- Try to look at your site through your visitors’ eyes. Which buttons, images, boxes, links are not of use or interest to them?
- If anything appears twice, remove one instance of it.
- Use a heat-mapping tool, or a click tracker, to see where your users’ attention is drawn the least. Then decide if this is because the item is in the wrong place, or if it can simply be removed.
- Don’t include unnecessary fancy elements – A spinning image of your latest book may seem the latest technological advance, but users will not thank you for it. These types of gimmicks can be distracting and annoying. They also add a complexity to your site that gives it a higher chance of breaking.
Make it responsive
Responsive design is about making sure your site functions well and looks good across as many browsers, platforms and devices as possible.
This is increasingly a bigger and bigger deal. Google favours sites that work on mobile over those that don’t. Responsive design also spans other areas of web best practice, such as SEO (search engine optimisation).
A quick reminder of terminology before we go any further:
- Browser – the application you use to look at webpages, eg. Chrome, Safari, Firefox, Edge
- Platform – this has a wide definition. For our purposes here, it refers to the operating system used to access the internet, eg. Linux, Microsoft Windows, macOS/iOS (Apple), Android
- Device – the physical equipment used to access webpages, eg. desktop/laptop, tablet, mobile
If you take nothing else away from this post, remember one point: ensure your site works correctly on mobile. Why? Here are two massive reasons, amongst lots of little ones:

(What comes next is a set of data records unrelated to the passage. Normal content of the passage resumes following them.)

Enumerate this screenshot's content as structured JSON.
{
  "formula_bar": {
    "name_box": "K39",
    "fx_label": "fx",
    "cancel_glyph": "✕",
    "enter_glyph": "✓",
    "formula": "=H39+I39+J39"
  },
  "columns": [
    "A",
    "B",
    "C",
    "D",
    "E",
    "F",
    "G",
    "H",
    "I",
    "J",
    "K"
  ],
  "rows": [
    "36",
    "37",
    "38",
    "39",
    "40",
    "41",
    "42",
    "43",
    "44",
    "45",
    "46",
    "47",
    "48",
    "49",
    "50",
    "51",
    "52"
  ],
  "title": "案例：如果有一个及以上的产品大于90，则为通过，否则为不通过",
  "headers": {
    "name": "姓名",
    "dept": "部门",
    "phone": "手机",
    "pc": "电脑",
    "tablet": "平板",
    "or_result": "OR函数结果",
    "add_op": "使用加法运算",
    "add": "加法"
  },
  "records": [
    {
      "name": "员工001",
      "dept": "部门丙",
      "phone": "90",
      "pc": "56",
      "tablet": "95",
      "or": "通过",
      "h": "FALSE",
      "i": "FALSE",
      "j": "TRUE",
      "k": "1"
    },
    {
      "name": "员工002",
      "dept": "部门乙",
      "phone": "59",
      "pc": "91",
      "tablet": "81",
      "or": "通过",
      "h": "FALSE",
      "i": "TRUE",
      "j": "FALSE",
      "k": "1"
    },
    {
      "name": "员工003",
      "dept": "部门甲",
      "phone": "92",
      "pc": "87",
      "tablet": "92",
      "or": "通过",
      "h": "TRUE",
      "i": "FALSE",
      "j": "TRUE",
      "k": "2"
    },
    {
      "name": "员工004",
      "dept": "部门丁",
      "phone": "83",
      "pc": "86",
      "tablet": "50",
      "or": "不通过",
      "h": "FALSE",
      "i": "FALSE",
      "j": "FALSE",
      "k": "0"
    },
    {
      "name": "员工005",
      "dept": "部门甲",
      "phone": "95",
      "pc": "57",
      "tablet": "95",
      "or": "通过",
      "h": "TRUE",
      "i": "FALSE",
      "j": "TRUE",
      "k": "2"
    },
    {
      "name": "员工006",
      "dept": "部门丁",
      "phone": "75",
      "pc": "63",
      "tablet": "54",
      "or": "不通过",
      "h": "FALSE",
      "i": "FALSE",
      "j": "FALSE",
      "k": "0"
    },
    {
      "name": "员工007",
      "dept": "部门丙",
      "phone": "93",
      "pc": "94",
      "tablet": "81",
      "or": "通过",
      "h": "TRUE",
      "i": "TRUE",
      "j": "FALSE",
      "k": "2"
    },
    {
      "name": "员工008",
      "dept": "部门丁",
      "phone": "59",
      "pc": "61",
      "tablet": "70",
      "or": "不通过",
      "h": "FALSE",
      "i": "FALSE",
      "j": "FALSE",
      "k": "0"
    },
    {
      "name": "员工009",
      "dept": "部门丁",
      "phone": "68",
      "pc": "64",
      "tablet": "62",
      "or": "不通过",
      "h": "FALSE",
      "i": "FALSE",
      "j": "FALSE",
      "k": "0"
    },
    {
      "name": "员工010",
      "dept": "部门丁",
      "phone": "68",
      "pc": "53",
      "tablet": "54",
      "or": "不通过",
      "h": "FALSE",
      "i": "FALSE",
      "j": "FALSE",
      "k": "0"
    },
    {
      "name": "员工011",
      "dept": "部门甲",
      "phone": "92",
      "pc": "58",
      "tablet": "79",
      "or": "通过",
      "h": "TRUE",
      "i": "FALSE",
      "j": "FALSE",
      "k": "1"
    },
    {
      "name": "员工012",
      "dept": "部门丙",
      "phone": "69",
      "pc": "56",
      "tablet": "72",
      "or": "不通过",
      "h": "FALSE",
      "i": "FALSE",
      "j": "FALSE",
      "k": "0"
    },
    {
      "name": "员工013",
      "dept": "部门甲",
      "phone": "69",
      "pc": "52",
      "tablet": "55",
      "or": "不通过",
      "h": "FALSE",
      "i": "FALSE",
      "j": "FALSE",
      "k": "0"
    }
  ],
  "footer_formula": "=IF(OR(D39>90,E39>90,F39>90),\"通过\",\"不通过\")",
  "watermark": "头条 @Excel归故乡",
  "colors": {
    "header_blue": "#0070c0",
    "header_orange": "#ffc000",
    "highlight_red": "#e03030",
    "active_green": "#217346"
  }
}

- Mobile devices have the largest share of global web traffic (over 50%), and more than two-thirds of the world’s population now own a mobile phone. Wearesocial.com’s Digital 2022 report tells you more.
- Since March 2021, Google takes a ‘mobile-first’ approach to crawling your site. If your site has a separate mobile version, it will tend to use that for indexing and ranking your site. Your desktop version may not get a look-in. Far better to ditch any separate mobile version you may have and maintain just one version that is fully responsive. If you must maintain a separate mobile version, ensure that the content on both site is identical.
You can check whether your site is mobile-friendly in just a few seconds, by entering your URL on the Google mobile test page. If it says your site is mobile-friendly, congratulations! However, it isn’t the end of the road, as pages may still not be displaying 100% correctly.
Nothing beats basic user testing – check your site on your own mobile. If your friends have a different handset to you, ask them to check too.
Know what your site visitors are using
If you are tracking your site traffic, eg. using Google Analytics, it is easy to find out the main browsers, devices and platforms that your visitors are using. These are the ones you need to concentrate on and ensure your site is compatible with.
To find them in Google Analytics:
- In the menu, go to Audience > Technology > Browser & OS (‘OS’ stands for ‘operating system’)
- You will see a list of browsers, and options across the top of the table to also view operating systems, screen resolutions and more.
- If you click on a browser or OS, you can see the versions being used.
- Now go to Mobile > Overview in the Analytics menu, to see a breakdown by device (desktop (this includes laptop), mobile, tablet).
- In the menu, select Devices to see a breakdown of mobile devices used to access your site.
This is juicy information you can use to improve your site. Use it to narrow down which browsers and devices to concentrate your testing on.
There are online tools to check your site across different browsers and devices. Some of these are free, others offer a free trial period. Search on “cross browser testing” to find one you like.
Over to you
Share a link to your author website in the comments, and let me know about the decisions you made to arrive at your particular web design. Let’s see those cool designs!
One last thing: I offer a couple of services for websites. These involve checking your web content not only for errors but also looking at it through a lens of SEO, accessibility and web best practice:
If you’re interested in finding out how I can help you, get in touch!